Louisville Metro Police Chief Steve Conrad has announced reorganizations within the department that he says are designed to improve trust between police and citizens.
“Our people work hard to try to protect and serve this community,” Conrad said at a news conference Friday morning. “But there are people in this community that don’t trust us, and without this trust, we’re not going to be able to reduce crime.”
Counting Thursday night’s shootings, Conrad said there have been 84 homicides in Louisville since the beginning of the year, compared to 54 last year.
“That represents a 55, almost 56 percent increase compared to this date as of last year,” he said.
Community Services Division
Department changes include the creation of a separate Community Services Division. LMPD was awarded a Community Oriented Policing (COPS) grant to hire 10 new officers specifically tasked with relationship building in the community. Nine of these officers will serve in a Community Policing Unit, to be part of the new Community Services Division. Conrad said the officers will “focus in on some of those underlying root causes of crime, that if we leave them unchanged, those communities will continue to see problems.” He said he’d like the officers to act as a conduit between citizens in need and service providers.

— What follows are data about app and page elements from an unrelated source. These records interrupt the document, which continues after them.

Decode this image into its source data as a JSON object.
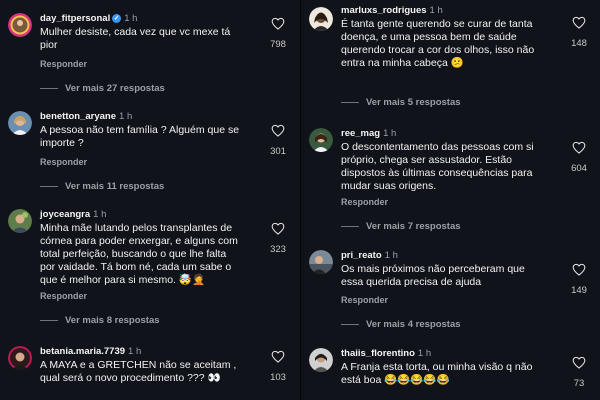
{
  "left": {
    "comments": [
      {
        "username": "day_fitpersonal",
        "verified": true,
        "time": "1 h",
        "text": "Mulher desiste, cada vez que vc mexe tá\npior",
        "likes": "798",
        "reply": "Responder",
        "more": "Ver mais 27 respostas"
      },
      {
        "username": "benetton_aryane",
        "verified": false,
        "time": "1 h",
        "text": "A pessoa não tem família ? Alguém que se\nimporte ?",
        "likes": "301",
        "reply": "Responder",
        "more": "Ver mais 11 respostas"
      },
      {
        "username": "joyceangra",
        "verified": false,
        "time": "1 h",
        "text": "Minha mãe lutando pelos transplantes de\ncórnea para poder enxergar, e alguns com\ntotal perfeição, buscando o que lhe falta\npor vaidade.  Tá bom né, cada um sabe o\nque é melhor para si mesmo. 🤯🤦",
        "likes": "323",
        "reply": "Responder",
        "more": "Ver mais 8 respostas"
      },
      {
        "username": "betania.maria.7739",
        "verified": false,
        "time": "1 h",
        "text": "A MAYA e a GRETCHEN  não se aceitam ,\nqual será o novo procedimento ??? 👀",
        "likes": "103",
        "reply": "",
        "more": ""
      }
    ]
  },
  "right": {
    "comments": [
      {
        "username": "marluxs_rodrigues",
        "verified": false,
        "time": "1 h",
        "text": "É tanta gente querendo se curar de tanta\ndoença, e uma pessoa bem de saúde\nquerendo trocar a cor dos olhos, isso não\nentra na minha cabeça 😕",
        "likes": "148",
        "reply": "",
        "more": "Ver mais 5 respostas"
      },
      {
        "username": "ree_mag",
        "verified": false,
        "time": "1 h",
        "text": "O descontentamento das pessoas com si\npróprio, chega ser assustador.  Estão\ndispostos às últimas consequências para\nmudar suas origens.",
        "likes": "604",
        "reply": "Responder",
        "more": "Ver mais 7 respostas"
      },
      {
        "username": "pri_reato",
        "verified": false,
        "time": "1 h",
        "text": "Os mais próximos não perceberam que\nessa querida precisa de ajuda",
        "likes": "149",
        "reply": "Responder",
        "more": "Ver mais 4 respostas"
      },
      {
        "username": "thaiis_florentino",
        "verified": false,
        "time": "1 h",
        "text": "A Franja esta torta,  ou minha visão q não\nestá boa 😂😂😂😂😂",
        "likes": "73",
        "reply": "",
        "more": ""
      }
    ]
  },
  "colors": {
    "background": "#101319",
    "text": "#f2f2f2",
    "muted": "#9aa0a6",
    "verified": "#3897f0"
  }
}
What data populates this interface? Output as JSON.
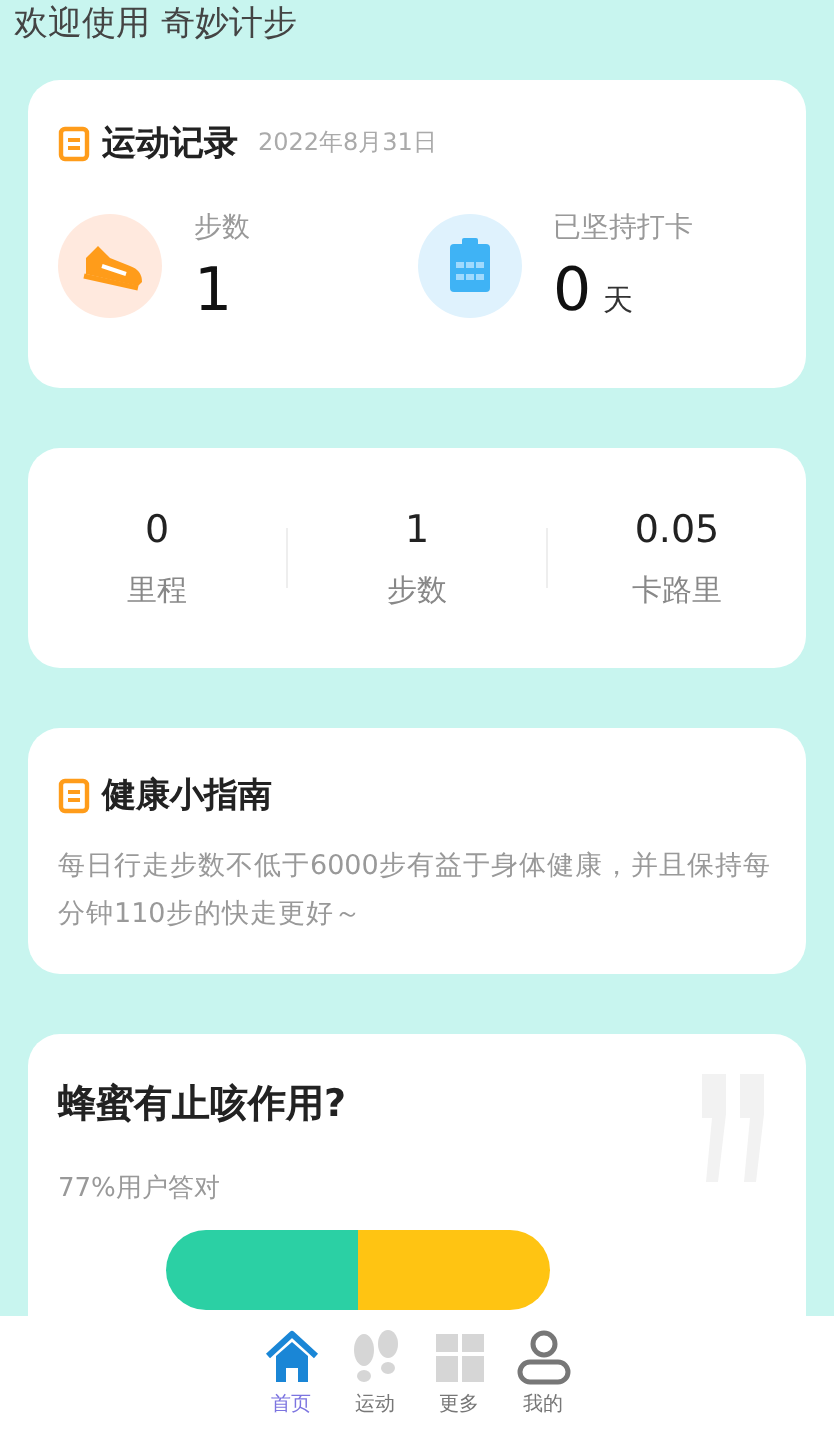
{
  "welcome": "欢迎使用 奇妙计步",
  "record": {
    "title": "运动记录",
    "date": "2022年8月31日",
    "stats": [
      {
        "kind": "shoe",
        "label": "步数",
        "value": "1"
      },
      {
        "kind": "calendar",
        "label": "已坚持打卡",
        "value": "0",
        "unit": "天"
      }
    ]
  },
  "summary": [
    {
      "value": "0",
      "label": "里程"
    },
    {
      "value": "1",
      "label": "步数"
    },
    {
      "value": "0.05",
      "label": "卡路里"
    }
  ],
  "guide": {
    "title": "健康小指南",
    "text": "每日行走步数不低于6000步有益于身体健康，并且保持每分钟110步的快走更好～"
  },
  "quiz": {
    "question": "蜂蜜有止咳作用?",
    "stat": "77%用户答对"
  },
  "tabs": [
    {
      "kind": "home",
      "label": "首页",
      "selected": true
    },
    {
      "kind": "steps",
      "label": "运动",
      "selected": false
    },
    {
      "kind": "grid",
      "label": "更多",
      "selected": false
    },
    {
      "kind": "person",
      "label": "我的",
      "selected": false
    }
  ]
}
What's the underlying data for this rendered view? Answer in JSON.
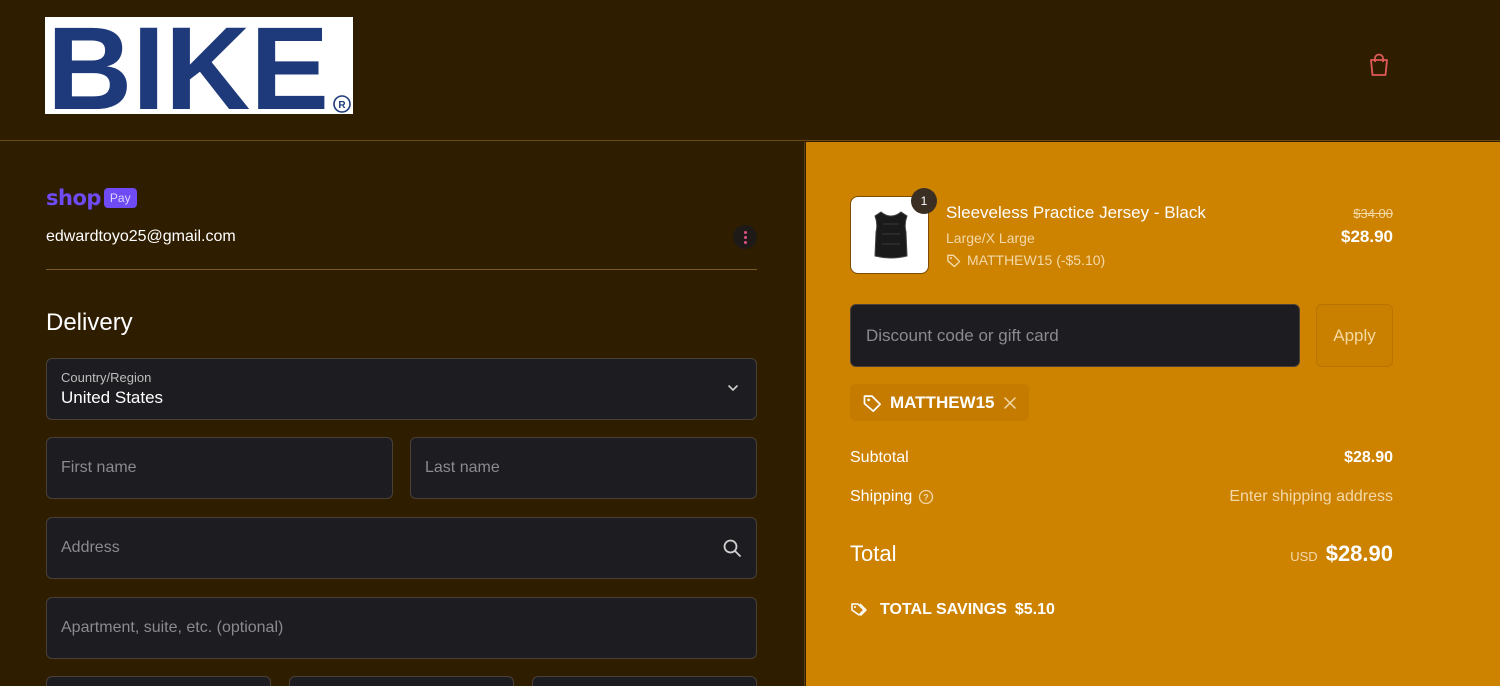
{
  "header": {
    "logo_text": "BIKE",
    "logo_registered": "®",
    "cart_icon": "shopping-bag-icon"
  },
  "account": {
    "shop_word": "shop",
    "pay_badge": "Pay",
    "email": "edwardtoyo25@gmail.com"
  },
  "delivery": {
    "title": "Delivery",
    "country_label": "Country/Region",
    "country_value": "United States",
    "first_name_placeholder": "First name",
    "last_name_placeholder": "Last name",
    "address_placeholder": "Address",
    "apartment_placeholder": "Apartment, suite, etc. (optional)"
  },
  "order": {
    "quantity": "1",
    "product_name": "Sleeveless Practice Jersey - Black",
    "variant": "Large/X Large",
    "applied_discount": "MATTHEW15 (-$5.10)",
    "original_price": "$34.00",
    "price": "$28.90",
    "discount_placeholder": "Discount code or gift card",
    "apply_label": "Apply",
    "discount_chip": "MATTHEW15",
    "subtotal_label": "Subtotal",
    "subtotal_value": "$28.90",
    "shipping_label": "Shipping",
    "shipping_value": "Enter shipping address",
    "total_label": "Total",
    "currency": "USD",
    "total_value": "$28.90",
    "savings_label": "TOTAL SAVINGS",
    "savings_value": "$5.10"
  },
  "colors": {
    "header_bg": "#2f1d00",
    "summary_bg": "#cd8200",
    "shop_purple": "#6e4bf5",
    "logo_blue": "#1f3a7a"
  }
}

“We need to heed the concerns that we’ve heard from so many people throughout this country about a lack of trust in law enforcement,” Conrad said.
The 10th officer funded by the COPS grant will work in the media and public relations office, with a specific focus on social media outreach. Citing research that people under 25 often get their news from social media, Conrad said, “We want to be sure we’re not missing that critically important demographic, particularly when it comes to building trust.”
Along with the Community Policing Unit, the new Community Services Division will include the existing School Resource Officer Program, and the Special Event Unit and Traffic Unit.
SWAT Division Changes
Louisville currently has a part-time SWAT division, whose officers divide their time between SWAT duties and other department functions. Conrad says this approach worked well in the past, but an increase in SWAT calls is making it challenging for those officers to keep up with both parts of their jobs. So the staff realignment includes the creation of a full-time SWAT Division, with about 20 officers.
The current part-time SWAT team will still be used to supplement the full-time team when more officers are needed, though Conrad said he expects the full-time team to respond to the “vast majority” of calls.
New Narcotics Officers
“Already this year we’ve seen a 47 percent increase in the number of overdose deaths that our officers have responded to,” Conrad said. “We also believe that narcotics trafficking is related to many of the homicides we’ve had this year, and much of the violent crime we’ve seen.”
In an effort to address these problems, two new squads — two sergeants and 14 detectives — will be added to the Narcotics Division.
In an effort to get more officers on the streets more quickly, LMPD has also rehired 17 recent retirees to be patrol officers. They are the first of the 122 new officers the department plans to hire this fiscal year.
All changes announced Friday will take effect on September 23.